Holland Bloorview Kids Rehabilitation Hospital dispels disability stigma in the workplace.
In Canada, more than one-third of employees within the 25 to 64 age group with disabilities require at least one type of workplace accommodation. However, only 59 per cent of those who need accommodations actually get the support they need. It’s a reminder of a heavy truth: disability inclusion and accommodations aren’t where they need to be.
“Many job seekers encounter stigma in the form of myths about disability. It’s important to combat those myths through education and conversation,” says Carolyn McDougall, the manager of employment pathways at Holland Bloorview Kids Rehabilitation Hospital. “I don’t want employers to miss out on stellar candidates, or lose essential team members because they haven’t considered what employees with disabilities need to do their jobs.”
Many job seekers encounter stigma in the form of myths about disability. It’s important to combat those myths through education and conversation.
One of the major barriers people with disabilities face when it comes to employment is the ongoing misconception that accommodations are expensive and difficult. This belief often stems from a lack of awareness about the wide range of disabilities and the accommodations available. In fact, most accommodations cost nothing or less than $500 – and when you consider hiring challenges and the cost of employee turnover, this investment starts to look well worth it.
To debunk the myth that accommodations are hard, here are five tangible supports that every employer invested in disability inclusion should prioritize:
1. Flexible work arrangements:
The COVID-19 pandemic proved that providing flexible work hours or remote work options can greatly benefit employees with disabilities. This type of accommodation is not only valuable for those with physical limitations but also for those who work best in quiet spaces. Flexible arrangements can also look like ensuring employees who can’t stand for long periods of time have accommodations or have their work adjusted to limit fatigue or pain.
2. Workstation modifications:
Simple changes like adjustable desks, ergonomic chairs and noise-cancelling headphones can make a substantial difference for employees with and without disabilities. These modifications can increase comfort and productivity. It’s also important to ensure that the paths between desks can accommodate employees who need mobility devices to get around.
3. Technical supports:
Offering assistive technology, such as screen readers or speech recognition software, can empower employees with disabilities. It ensures they can perform their tasks effectively, without any communication barriers.
4. Training and sensitivity programs:
Creating disability inclusive workplaces starts with ending the stigmas surrounding it. That means talking about it. Educating the entire workforce about disability inclusion — through workshops and resources — is a simple accommodation that can help reduce misconceptions and bias.
5. Mental health support:
It’s important to realize that disabilities can be both visible and invisible.
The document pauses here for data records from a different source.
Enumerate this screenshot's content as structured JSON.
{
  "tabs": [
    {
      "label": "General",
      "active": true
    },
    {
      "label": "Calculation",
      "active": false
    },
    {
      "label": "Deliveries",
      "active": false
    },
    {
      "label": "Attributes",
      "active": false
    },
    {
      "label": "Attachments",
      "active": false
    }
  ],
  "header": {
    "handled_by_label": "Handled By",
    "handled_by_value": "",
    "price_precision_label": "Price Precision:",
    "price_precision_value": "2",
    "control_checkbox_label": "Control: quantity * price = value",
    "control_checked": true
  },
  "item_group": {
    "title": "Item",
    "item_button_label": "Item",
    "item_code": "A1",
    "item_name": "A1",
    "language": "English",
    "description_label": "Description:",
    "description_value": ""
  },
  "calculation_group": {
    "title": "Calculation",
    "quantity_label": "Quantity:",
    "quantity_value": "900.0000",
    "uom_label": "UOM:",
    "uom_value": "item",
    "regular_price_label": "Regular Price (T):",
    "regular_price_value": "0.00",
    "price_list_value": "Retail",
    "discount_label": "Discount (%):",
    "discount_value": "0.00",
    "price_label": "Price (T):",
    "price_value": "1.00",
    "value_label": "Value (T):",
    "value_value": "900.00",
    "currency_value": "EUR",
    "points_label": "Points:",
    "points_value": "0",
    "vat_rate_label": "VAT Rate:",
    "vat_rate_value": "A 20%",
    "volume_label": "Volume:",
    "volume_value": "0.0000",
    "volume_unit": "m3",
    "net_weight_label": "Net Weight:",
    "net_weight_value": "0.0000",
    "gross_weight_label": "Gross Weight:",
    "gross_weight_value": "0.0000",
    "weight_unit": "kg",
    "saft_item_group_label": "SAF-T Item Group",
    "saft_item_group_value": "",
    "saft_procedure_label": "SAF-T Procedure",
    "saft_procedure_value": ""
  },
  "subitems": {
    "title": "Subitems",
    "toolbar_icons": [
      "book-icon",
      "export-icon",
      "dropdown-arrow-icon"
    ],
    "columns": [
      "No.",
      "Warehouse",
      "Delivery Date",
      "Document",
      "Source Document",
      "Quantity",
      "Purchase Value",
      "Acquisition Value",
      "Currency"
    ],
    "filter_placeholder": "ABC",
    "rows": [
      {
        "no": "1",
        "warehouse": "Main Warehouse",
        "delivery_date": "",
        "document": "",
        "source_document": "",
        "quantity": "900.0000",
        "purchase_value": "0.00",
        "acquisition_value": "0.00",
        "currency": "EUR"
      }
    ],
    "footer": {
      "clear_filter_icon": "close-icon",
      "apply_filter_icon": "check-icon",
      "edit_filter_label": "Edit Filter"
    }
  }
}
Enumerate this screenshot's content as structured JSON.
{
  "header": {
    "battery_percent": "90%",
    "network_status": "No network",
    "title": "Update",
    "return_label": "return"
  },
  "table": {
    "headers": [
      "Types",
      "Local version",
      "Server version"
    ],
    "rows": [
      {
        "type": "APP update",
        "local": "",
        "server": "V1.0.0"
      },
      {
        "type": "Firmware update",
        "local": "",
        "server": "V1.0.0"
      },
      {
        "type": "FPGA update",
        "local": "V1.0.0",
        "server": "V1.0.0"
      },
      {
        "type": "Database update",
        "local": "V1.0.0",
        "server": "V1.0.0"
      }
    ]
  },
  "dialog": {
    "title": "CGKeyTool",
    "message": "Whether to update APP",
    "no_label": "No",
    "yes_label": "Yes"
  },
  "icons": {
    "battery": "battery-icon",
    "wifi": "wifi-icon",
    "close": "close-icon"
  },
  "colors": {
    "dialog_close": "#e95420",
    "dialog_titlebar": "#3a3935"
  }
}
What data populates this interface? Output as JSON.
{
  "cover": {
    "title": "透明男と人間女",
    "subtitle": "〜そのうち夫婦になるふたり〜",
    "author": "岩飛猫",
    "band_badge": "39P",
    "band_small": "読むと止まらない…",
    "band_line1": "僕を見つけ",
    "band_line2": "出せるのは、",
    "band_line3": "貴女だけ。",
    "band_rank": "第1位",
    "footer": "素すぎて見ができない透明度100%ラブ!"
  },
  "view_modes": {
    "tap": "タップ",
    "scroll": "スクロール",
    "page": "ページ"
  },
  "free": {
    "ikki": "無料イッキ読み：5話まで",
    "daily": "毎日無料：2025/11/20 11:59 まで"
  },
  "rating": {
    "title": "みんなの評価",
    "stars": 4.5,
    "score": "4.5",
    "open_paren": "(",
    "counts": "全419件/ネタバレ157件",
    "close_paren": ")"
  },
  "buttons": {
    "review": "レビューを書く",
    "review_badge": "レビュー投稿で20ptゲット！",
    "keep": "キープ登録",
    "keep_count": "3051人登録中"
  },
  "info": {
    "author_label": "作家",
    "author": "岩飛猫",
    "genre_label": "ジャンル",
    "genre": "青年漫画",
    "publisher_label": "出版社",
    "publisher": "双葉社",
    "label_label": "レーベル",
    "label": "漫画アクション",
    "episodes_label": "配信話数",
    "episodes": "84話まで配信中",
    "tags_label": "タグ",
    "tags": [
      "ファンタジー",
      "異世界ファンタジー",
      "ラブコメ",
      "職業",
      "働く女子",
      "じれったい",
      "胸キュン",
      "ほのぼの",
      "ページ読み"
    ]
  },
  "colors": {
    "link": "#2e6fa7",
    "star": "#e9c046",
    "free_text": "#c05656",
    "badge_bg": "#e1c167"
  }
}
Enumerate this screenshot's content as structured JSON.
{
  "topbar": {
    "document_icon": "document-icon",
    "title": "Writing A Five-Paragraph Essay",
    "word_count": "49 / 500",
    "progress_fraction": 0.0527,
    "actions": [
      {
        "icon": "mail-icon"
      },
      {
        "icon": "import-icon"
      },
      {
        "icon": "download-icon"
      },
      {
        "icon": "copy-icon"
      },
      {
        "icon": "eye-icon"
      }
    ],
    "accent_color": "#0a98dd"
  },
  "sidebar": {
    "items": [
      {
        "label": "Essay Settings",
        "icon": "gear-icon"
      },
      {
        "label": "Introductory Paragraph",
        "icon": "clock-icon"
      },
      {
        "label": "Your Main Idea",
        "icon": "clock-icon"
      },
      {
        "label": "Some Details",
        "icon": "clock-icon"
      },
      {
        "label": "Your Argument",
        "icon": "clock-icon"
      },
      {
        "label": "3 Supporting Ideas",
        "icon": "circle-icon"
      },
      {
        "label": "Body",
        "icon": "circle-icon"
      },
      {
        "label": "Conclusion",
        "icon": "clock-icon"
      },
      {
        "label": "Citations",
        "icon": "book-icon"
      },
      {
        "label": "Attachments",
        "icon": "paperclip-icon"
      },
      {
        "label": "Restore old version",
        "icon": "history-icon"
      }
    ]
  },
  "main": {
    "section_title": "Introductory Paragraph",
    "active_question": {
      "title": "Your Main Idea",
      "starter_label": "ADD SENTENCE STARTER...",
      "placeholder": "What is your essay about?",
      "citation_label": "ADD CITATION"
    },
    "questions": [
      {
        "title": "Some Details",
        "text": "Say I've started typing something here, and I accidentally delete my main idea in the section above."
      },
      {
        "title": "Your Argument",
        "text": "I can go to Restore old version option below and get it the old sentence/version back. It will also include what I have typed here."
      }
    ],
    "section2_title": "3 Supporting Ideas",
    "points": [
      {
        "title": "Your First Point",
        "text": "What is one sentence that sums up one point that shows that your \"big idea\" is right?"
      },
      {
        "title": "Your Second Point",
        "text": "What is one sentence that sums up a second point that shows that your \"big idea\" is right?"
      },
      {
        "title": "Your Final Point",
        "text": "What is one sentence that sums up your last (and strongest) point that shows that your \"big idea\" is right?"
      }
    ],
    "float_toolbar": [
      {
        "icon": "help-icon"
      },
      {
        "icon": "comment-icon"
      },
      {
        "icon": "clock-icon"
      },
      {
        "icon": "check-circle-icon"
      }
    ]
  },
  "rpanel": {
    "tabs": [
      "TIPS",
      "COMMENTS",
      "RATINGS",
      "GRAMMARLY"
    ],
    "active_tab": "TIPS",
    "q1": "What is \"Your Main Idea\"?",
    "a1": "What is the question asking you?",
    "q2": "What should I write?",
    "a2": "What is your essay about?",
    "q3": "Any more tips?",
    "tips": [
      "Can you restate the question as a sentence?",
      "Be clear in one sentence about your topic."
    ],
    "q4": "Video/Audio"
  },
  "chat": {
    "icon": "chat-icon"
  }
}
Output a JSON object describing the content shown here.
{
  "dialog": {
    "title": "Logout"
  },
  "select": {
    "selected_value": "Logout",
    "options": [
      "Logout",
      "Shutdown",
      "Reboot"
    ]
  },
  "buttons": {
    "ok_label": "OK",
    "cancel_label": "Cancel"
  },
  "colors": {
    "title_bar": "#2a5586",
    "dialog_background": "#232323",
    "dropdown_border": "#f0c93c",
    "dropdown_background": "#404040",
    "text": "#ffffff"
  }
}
Providing mental health support services is crucial. This can include access to counseling, mental health days, benefits that help cover mental health resources, or flexible work arrangements to accommodate mental health requirements.
These are just some of the accommodations organizations can embrace. Maybe you’re already incorporating one or more of these supports for your team — a very solid start. Another safe bet — asking employees a simple question, “What do you need to do your best at work?”
To learn more about what it takes to create an inclusive workplace, and to access free helpful resources, you can visit hollandbloorview.ca/readytowork.